### Your objective
The word "比利时VS英格兰" marks the lines to copy; find all of them in the entries below.
Segment Open
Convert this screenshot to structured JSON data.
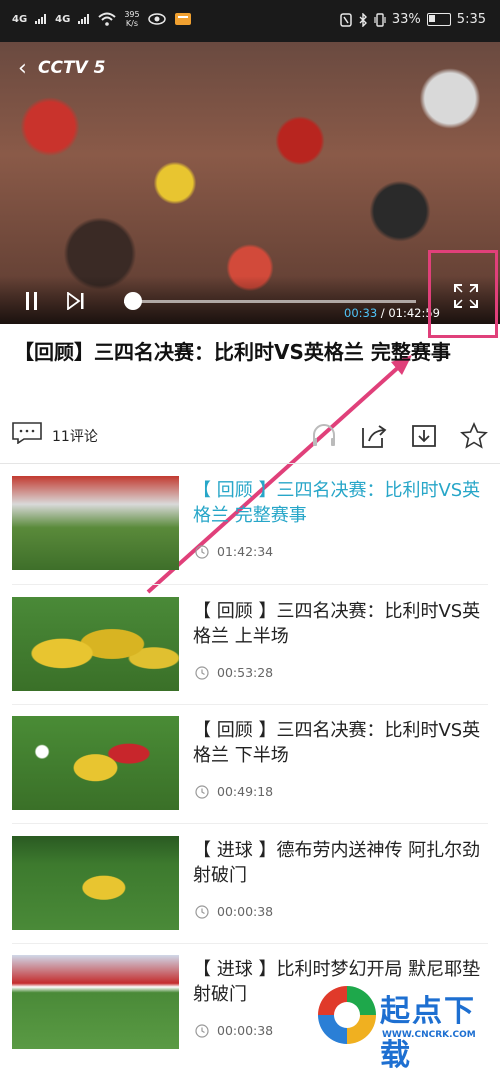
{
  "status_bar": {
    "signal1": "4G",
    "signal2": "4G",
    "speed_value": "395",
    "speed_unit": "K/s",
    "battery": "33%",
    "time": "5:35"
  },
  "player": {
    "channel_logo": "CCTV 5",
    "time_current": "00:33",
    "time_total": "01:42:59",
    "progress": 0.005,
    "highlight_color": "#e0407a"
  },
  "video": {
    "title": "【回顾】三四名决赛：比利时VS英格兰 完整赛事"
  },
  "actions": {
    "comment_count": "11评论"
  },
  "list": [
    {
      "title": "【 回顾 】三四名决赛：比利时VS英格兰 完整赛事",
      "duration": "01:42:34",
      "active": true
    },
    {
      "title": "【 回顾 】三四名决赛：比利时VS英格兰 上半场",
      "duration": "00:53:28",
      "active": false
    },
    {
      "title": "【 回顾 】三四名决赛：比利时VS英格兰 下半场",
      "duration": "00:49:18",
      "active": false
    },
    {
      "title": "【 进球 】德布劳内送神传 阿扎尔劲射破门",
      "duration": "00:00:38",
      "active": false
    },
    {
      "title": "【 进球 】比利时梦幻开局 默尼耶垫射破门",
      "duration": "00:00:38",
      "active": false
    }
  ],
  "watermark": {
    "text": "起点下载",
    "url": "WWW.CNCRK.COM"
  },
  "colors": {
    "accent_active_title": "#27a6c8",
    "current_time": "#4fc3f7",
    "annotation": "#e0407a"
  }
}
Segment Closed
### Response below
    "title": "【回顾】三四名决赛：比利时VS英格兰 完整赛事"
      "title": "【 回顾 】三四名决赛：比利时VS英格兰 完整赛事",
      "title": "【 回顾 】三四名决赛：比利时VS英格兰 上半场",
      "title": "【 回顾 】三四名决赛：比利时VS英格兰 下半场",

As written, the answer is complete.